:: What to work on ::
Below is a block of records; return all of them exactly, but without the images.

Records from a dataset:
========

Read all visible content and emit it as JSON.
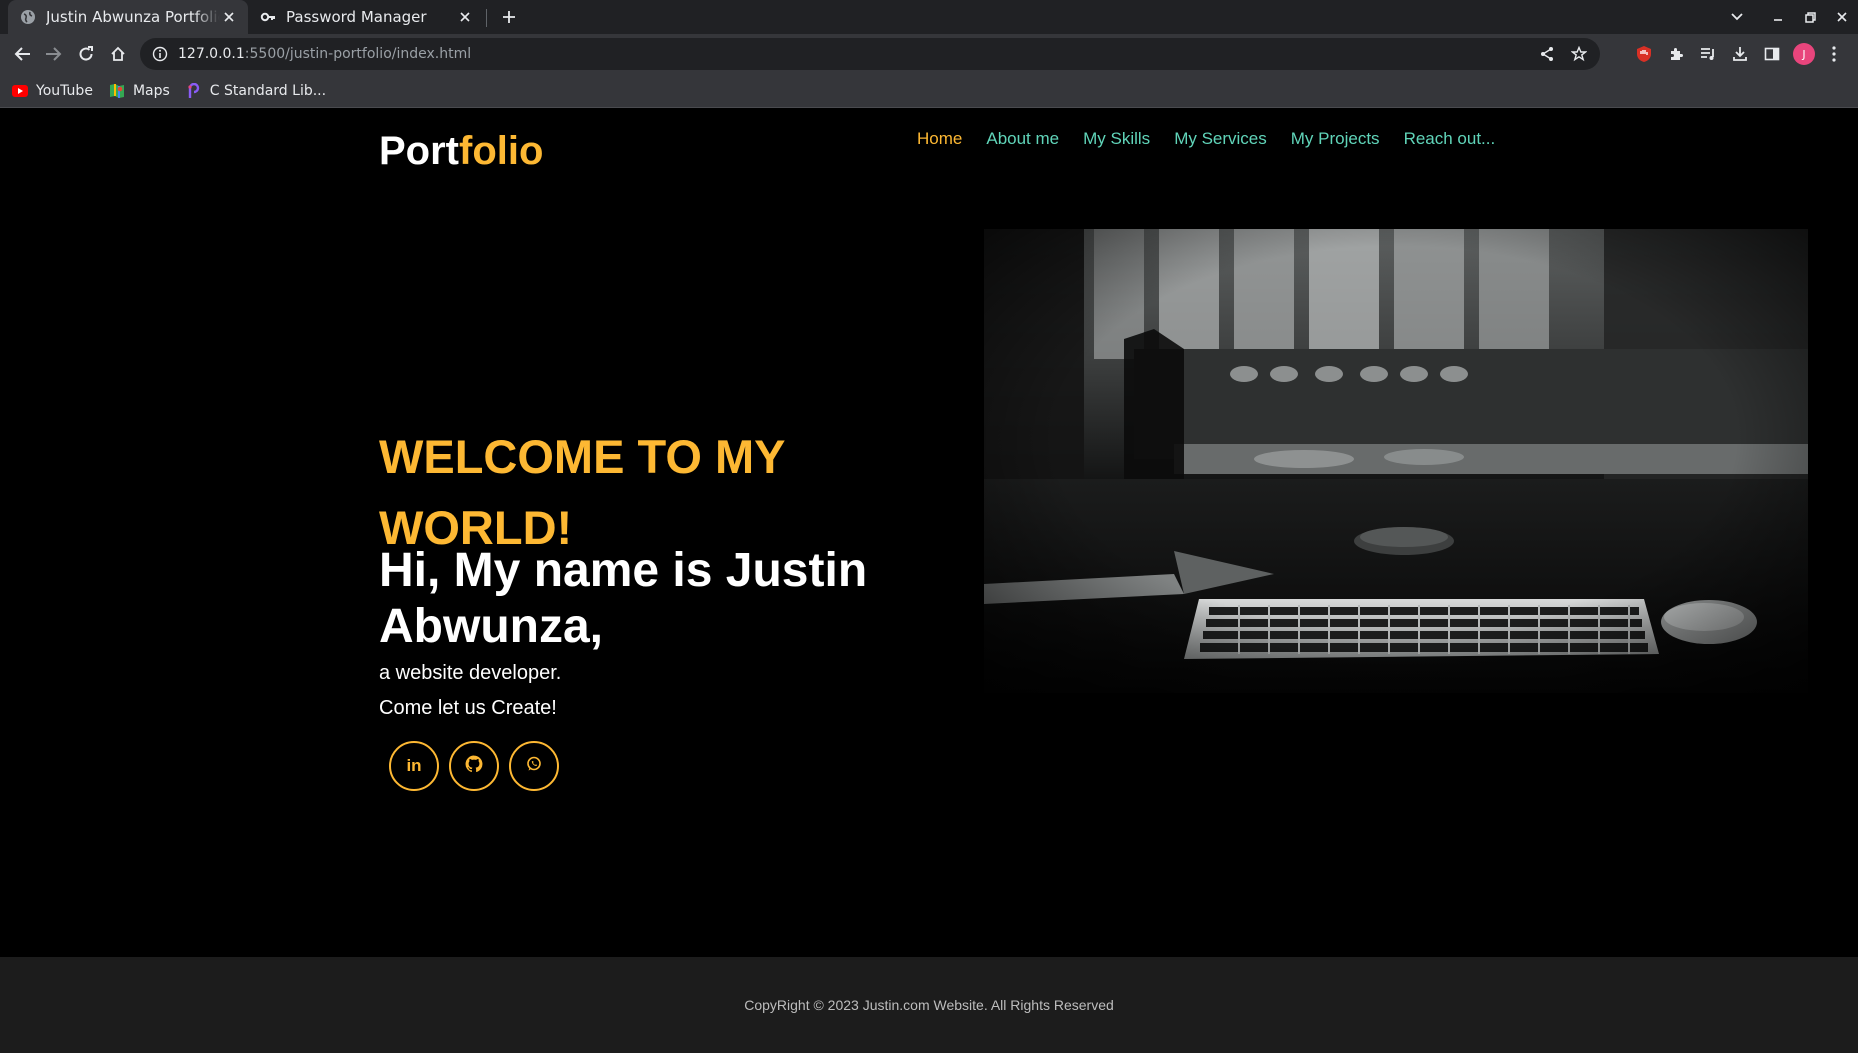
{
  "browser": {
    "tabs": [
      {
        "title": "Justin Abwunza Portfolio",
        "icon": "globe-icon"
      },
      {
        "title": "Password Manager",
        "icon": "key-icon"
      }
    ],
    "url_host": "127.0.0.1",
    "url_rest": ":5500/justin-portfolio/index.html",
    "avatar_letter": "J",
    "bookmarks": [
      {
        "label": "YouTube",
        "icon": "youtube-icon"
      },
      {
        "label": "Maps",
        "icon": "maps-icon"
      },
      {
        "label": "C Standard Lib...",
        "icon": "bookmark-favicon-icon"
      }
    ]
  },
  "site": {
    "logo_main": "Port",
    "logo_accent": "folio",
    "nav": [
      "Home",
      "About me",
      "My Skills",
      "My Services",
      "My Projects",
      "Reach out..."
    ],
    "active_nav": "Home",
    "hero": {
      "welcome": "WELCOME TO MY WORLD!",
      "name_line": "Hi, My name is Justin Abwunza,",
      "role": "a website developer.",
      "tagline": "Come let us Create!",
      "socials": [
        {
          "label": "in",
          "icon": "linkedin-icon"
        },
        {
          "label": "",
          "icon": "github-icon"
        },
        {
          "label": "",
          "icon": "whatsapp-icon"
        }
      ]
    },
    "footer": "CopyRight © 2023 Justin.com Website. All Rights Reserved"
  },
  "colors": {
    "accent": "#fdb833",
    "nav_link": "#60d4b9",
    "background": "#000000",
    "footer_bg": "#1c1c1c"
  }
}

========

:: Completed exercise ::
Read all visible content and emit it as JSON.
{
  "browser": {
    "tabs": [
      {
        "title": "Justin Abwunza Portfolio",
        "icon": "globe-icon"
      },
      {
        "title": "Password Manager",
        "icon": "key-icon"
      }
    ],
    "url_host": "127.0.0.1",
    "url_rest": ":5500/justin-portfolio/index.html",
    "avatar_letter": "J",
    "bookmarks": [
      {
        "label": "YouTube",
        "icon": "youtube-icon"
      },
      {
        "label": "Maps",
        "icon": "maps-icon"
      },
      {
        "label": "C Standard Lib...",
        "icon": "bookmark-favicon-icon"
      }
    ]
  },
  "site": {
    "logo_main": "Port",
    "logo_accent": "folio",
    "nav": [
      "Home",
      "About me",
      "My Skills",
      "My Services",
      "My Projects",
      "Reach out..."
    ],
    "active_nav": "Home",
    "hero": {
      "welcome": "WELCOME TO MY WORLD!",
      "name_line": "Hi, My name is Justin Abwunza,",
      "role": "a website developer.",
      "tagline": "Come let us Create!",
      "socials": [
        {
          "label": "in",
          "icon": "linkedin-icon"
        },
        {
          "label": "",
          "icon": "github-icon"
        },
        {
          "label": "",
          "icon": "whatsapp-icon"
        }
      ]
    },
    "footer": "CopyRight © 2023 Justin.com Website. All Rights Reserved"
  },
  "colors": {
    "accent": "#fdb833",
    "nav_link": "#60d4b9",
    "background": "#000000",
    "footer_bg": "#1c1c1c"
  }
}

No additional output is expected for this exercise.